We met the infant Takesuke , and learnmore about him and papa Kyokusui
Uko’s daughter Sai appears in two Basho letters and possibly in two haiku by her mom
We meet the granddaughter of Basho’s childhood friend Ensui in two letters, and possibly one haiku,
The most remarkable glimpses of children in Basho’s letters are those of his grandnephew Jirobei and grandnieces Masa and Ofu. He made the choice to take 15 year old Jirobei with him on his journey west in
1694. Basho’s observations of Jirobei adapting to the rigors of traveling 25 to 30 miles a day, much of this on foot, are only a dozen sentences in seven letters on pages 174-9, but they offer considerable insights into male adolescent development. Basho writes of Jirobei:
In the 19th century, Charles Darwin initiated the study of child development with detailed systematic observations of his own children, but 200 years before Darwin, Basho’s undetailed and nonsystematic
observations of children and teens should be recognized as among the earliest portraits of young people in world literature, a forerunner of anthropological studies of children and adolescents, and furthermore a call for recognition of children as whole human beings.

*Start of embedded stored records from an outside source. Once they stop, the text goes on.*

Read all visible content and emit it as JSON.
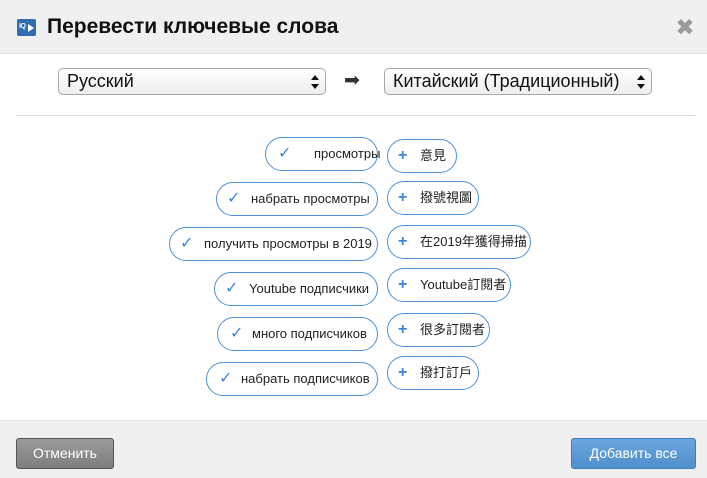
{
  "dialog": {
    "title": "Перевести ключевые слова",
    "logo_text": "IQ",
    "close_glyph": "✖"
  },
  "languages": {
    "from": "Русский",
    "to": "Китайский (Традиционный)",
    "arrow_glyph": "➡"
  },
  "keywords": [
    {
      "original": "просмотры",
      "translation": "意見"
    },
    {
      "original": "набрать просмотры",
      "translation": "撥號視圖"
    },
    {
      "original": "получить просмотры в 2019",
      "translation": "在2019年獲得掃描"
    },
    {
      "original": "Youtube подписчики",
      "translation": "Youtube訂閱者"
    },
    {
      "original": "много подписчиков",
      "translation": "很多訂閱者"
    },
    {
      "original": "набрать подписчиков",
      "translation": "撥打訂戶"
    }
  ],
  "icons": {
    "check": "✓",
    "plus": "+"
  },
  "footer": {
    "cancel_label": "Отменить",
    "add_all_label": "Добавить все"
  },
  "colors": {
    "accent": "#4a90d9",
    "primary_button": "#5b9ad6",
    "secondary_button": "#8a8a8a",
    "header_bg": "#f0f0f0"
  }
}
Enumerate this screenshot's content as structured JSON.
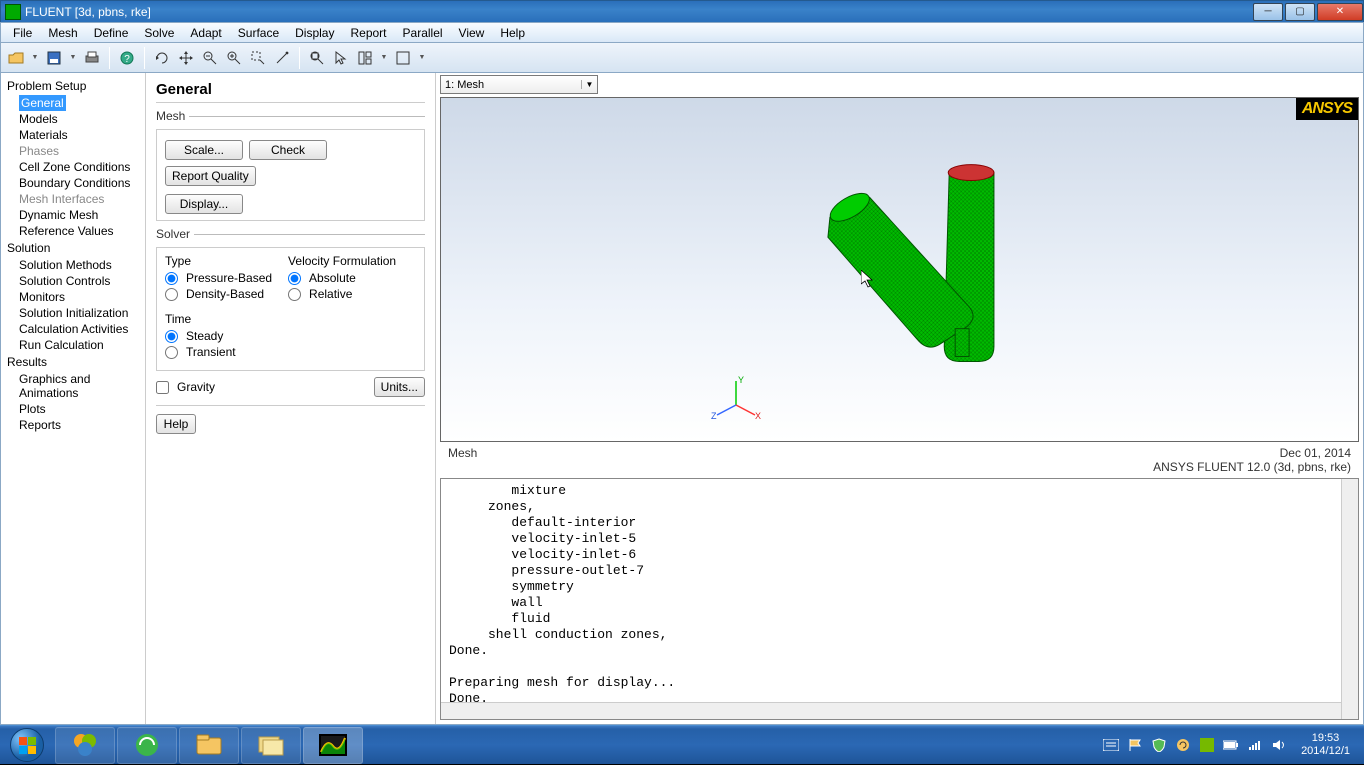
{
  "window": {
    "title": "FLUENT  [3d, pbns, rke]"
  },
  "menu": {
    "items": [
      "File",
      "Mesh",
      "Define",
      "Solve",
      "Adapt",
      "Surface",
      "Display",
      "Report",
      "Parallel",
      "View",
      "Help"
    ]
  },
  "nav": {
    "sections": [
      {
        "title": "Problem Setup",
        "items": [
          {
            "label": "General",
            "selected": true
          },
          {
            "label": "Models"
          },
          {
            "label": "Materials"
          },
          {
            "label": "Phases",
            "disabled": true
          },
          {
            "label": "Cell Zone Conditions"
          },
          {
            "label": "Boundary Conditions"
          },
          {
            "label": "Mesh Interfaces",
            "disabled": true
          },
          {
            "label": "Dynamic Mesh"
          },
          {
            "label": "Reference Values"
          }
        ]
      },
      {
        "title": "Solution",
        "items": [
          {
            "label": "Solution Methods"
          },
          {
            "label": "Solution Controls"
          },
          {
            "label": "Monitors"
          },
          {
            "label": "Solution Initialization"
          },
          {
            "label": "Calculation Activities"
          },
          {
            "label": "Run Calculation"
          }
        ]
      },
      {
        "title": "Results",
        "items": [
          {
            "label": "Graphics and Animations"
          },
          {
            "label": "Plots"
          },
          {
            "label": "Reports"
          }
        ]
      }
    ]
  },
  "task_panel": {
    "title": "General",
    "mesh": {
      "legend": "Mesh",
      "scale": "Scale...",
      "check": "Check",
      "report_quality": "Report Quality",
      "display": "Display..."
    },
    "solver": {
      "legend": "Solver",
      "type_label": "Type",
      "type_options": [
        "Pressure-Based",
        "Density-Based"
      ],
      "type_selected": 0,
      "vf_label": "Velocity Formulation",
      "vf_options": [
        "Absolute",
        "Relative"
      ],
      "vf_selected": 0,
      "time_label": "Time",
      "time_options": [
        "Steady",
        "Transient"
      ],
      "time_selected": 0
    },
    "gravity_label": "Gravity",
    "units_label": "Units...",
    "help_label": "Help"
  },
  "viewport": {
    "selector": "1: Mesh",
    "logo": "ANSYS",
    "status_left": "Mesh",
    "status_date": "Dec 01, 2014",
    "status_version": "ANSYS FLUENT 12.0 (3d, pbns, rke)"
  },
  "console": {
    "text": "        mixture\n     zones,\n        default-interior\n        velocity-inlet-5\n        velocity-inlet-6\n        pressure-outlet-7\n        symmetry\n        wall\n        fluid\n     shell conduction zones,\nDone.\n\nPreparing mesh for display...\nDone."
  },
  "taskbar": {
    "time": "19:53",
    "date": "2014/12/1"
  }
}
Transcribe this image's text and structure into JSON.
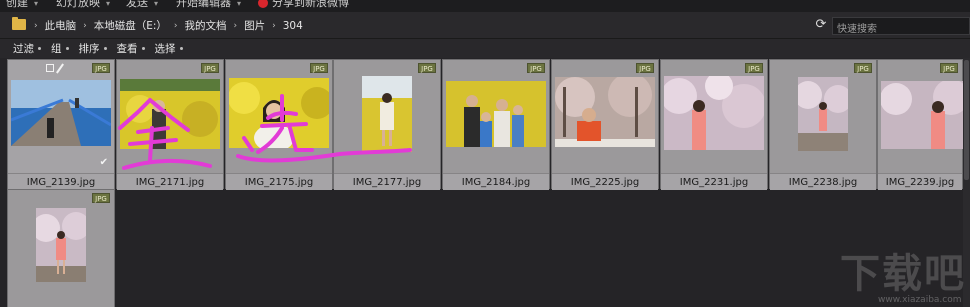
{
  "topmenu": {
    "items": [
      "创建",
      "幻灯放映",
      "发送",
      "开始编辑器",
      "分享到新浪微博"
    ]
  },
  "address": {
    "crumbs": [
      "此电脑",
      "本地磁盘（E:）",
      "我的文档",
      "图片",
      "304"
    ],
    "search_placeholder": "快速搜索"
  },
  "toolbar": {
    "items": [
      "过滤",
      "组",
      "排序",
      "查看",
      "选择"
    ]
  },
  "tiles": [
    {
      "name": "IMG_2139.jpg",
      "badge": "JPG",
      "selected": true
    },
    {
      "name": "IMG_2171.jpg",
      "badge": "JPG"
    },
    {
      "name": "IMG_2175.jpg",
      "badge": "JPG"
    },
    {
      "name": "IMG_2177.jpg",
      "badge": "JPG"
    },
    {
      "name": "IMG_2184.jpg",
      "badge": "JPG"
    },
    {
      "name": "IMG_2225.jpg",
      "badge": "JPG"
    },
    {
      "name": "IMG_2231.jpg",
      "badge": "JPG"
    },
    {
      "name": "IMG_2238.jpg",
      "badge": "JPG"
    },
    {
      "name": "IMG_2239.jpg",
      "badge": "JPG"
    },
    {
      "name": "",
      "badge": "JPG"
    }
  ],
  "annotation": {
    "text": "全选",
    "color": "#e23bd6"
  },
  "watermark": {
    "big": "下载吧",
    "small": "www.xiazaiba.com"
  }
}
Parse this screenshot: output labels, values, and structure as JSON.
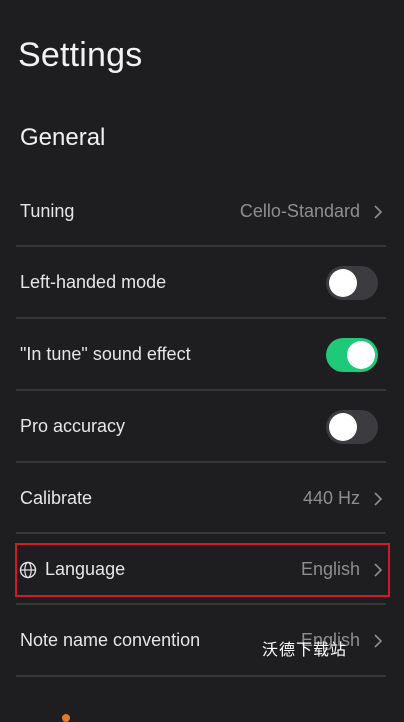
{
  "header": {
    "title": "Settings"
  },
  "section": {
    "title": "General"
  },
  "rows": {
    "tuning": {
      "label": "Tuning",
      "value": "Cello-Standard"
    },
    "left_handed": {
      "label": "Left-handed mode",
      "enabled": false
    },
    "in_tune_sound": {
      "label": "\"In tune\" sound effect",
      "enabled": true
    },
    "pro_accuracy": {
      "label": "Pro accuracy",
      "enabled": false
    },
    "calibrate": {
      "label": "Calibrate",
      "value": "440 Hz"
    },
    "language": {
      "label": "Language",
      "value": "English",
      "icon": "globe-icon"
    },
    "note_name": {
      "label": "Note name convention",
      "value": "English"
    }
  },
  "watermark": {
    "text": "沃德下载站"
  },
  "colors": {
    "background": "#1e1e20",
    "toggle_on": "#1ec97a",
    "toggle_off": "#3c3c40",
    "highlight_border": "#d0192c"
  }
}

The “heart’s immediacy” is the province of small children; as we grow up, we discover ways to interfere with that spontaneity. When we try to write a poem, all that mental baggage comes to mind. Basho searches for ways to avoid “too much making” and return to the heart untainted by adult words, thoughts, considerations, excuses, etc.
Basho observed that as people grew older, they lost their childhood innocence and could no longer could appreciate Lightness. He said,
Adults are so full of their skill, they can never be simple and Light; this, according to Basho, is their “disease.” The child is three feet tall (not having three feet, which would be weird). To “get” a poem can
be to read, write, or interpret it. Basho is saying children have a wisdom that enables them to see the haiku moment and ‘get it.’ Instead of teaching them Basho, we should learn Basho from them.
Basho spoke to his follower Doho words that children may appreciate
The “Energy” here is ki, or qi, the “universal energy” of martial or healing arts, or as George Lucas called it “the Force.” Children who play a musical instrument, or surf the waves , or fly a kite, or practice a martial art, may best understand Basho’s meaning. To see how Basho himself rode the Energy in poetry, consider these two stanzas from the first of 300 sequences in which Basho participated. The year is 1666 and Basho is about 22. The first poet offers an elegant image of Japanese classical dance, and Basho takes that feeling into the world of children:
The movement of the dancer’s hand expresses more, much more, than simply getting from up to down; it expresses the dancer’s obedience to ki. The hand rides the Energy downward, as a surfer stays on the
board even as the board drops and rises. Likewise the small child may not follow adult commands, but is obedient to that universal Energy ashowas as far as I can tell, the only male author in world literature
who focuses on ordinary women and children in ordinary life, these works are a legacy belonging to women and children everywhere.